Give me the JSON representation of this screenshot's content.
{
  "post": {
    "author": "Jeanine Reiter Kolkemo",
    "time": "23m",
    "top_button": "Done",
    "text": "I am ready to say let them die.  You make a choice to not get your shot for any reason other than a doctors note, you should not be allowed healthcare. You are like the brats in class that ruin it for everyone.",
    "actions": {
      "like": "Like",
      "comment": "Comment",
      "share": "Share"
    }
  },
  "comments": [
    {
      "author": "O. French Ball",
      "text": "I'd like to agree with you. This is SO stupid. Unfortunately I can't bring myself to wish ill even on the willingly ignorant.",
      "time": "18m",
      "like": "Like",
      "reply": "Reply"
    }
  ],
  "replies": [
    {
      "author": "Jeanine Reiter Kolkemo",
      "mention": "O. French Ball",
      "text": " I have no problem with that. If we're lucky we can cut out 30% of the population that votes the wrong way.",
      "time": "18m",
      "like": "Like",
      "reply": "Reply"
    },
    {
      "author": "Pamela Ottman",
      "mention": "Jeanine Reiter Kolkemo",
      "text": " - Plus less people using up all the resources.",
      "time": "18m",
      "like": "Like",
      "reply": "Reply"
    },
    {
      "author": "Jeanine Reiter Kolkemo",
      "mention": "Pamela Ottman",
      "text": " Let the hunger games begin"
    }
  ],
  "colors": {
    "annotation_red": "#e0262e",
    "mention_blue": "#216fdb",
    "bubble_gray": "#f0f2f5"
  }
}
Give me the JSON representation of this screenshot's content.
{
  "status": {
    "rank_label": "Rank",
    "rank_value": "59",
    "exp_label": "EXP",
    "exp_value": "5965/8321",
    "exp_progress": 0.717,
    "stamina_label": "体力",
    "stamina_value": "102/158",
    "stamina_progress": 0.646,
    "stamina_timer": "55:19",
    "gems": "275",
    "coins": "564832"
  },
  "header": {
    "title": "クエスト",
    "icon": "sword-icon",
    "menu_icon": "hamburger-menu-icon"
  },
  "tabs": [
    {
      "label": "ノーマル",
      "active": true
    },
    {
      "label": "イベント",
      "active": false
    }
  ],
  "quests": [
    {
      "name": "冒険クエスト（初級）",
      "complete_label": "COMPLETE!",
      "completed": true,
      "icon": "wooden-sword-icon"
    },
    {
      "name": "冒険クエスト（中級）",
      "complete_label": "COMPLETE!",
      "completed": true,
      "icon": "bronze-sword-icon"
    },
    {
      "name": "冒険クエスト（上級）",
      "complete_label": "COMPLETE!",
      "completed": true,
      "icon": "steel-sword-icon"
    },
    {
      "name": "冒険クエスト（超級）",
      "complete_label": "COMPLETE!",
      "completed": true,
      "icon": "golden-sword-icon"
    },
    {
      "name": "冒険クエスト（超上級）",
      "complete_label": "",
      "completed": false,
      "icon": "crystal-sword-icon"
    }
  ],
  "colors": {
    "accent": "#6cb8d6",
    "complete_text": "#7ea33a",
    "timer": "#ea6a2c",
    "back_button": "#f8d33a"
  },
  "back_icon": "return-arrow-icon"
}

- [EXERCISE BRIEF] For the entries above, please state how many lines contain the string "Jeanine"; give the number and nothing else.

- [FINISHED TASK] 4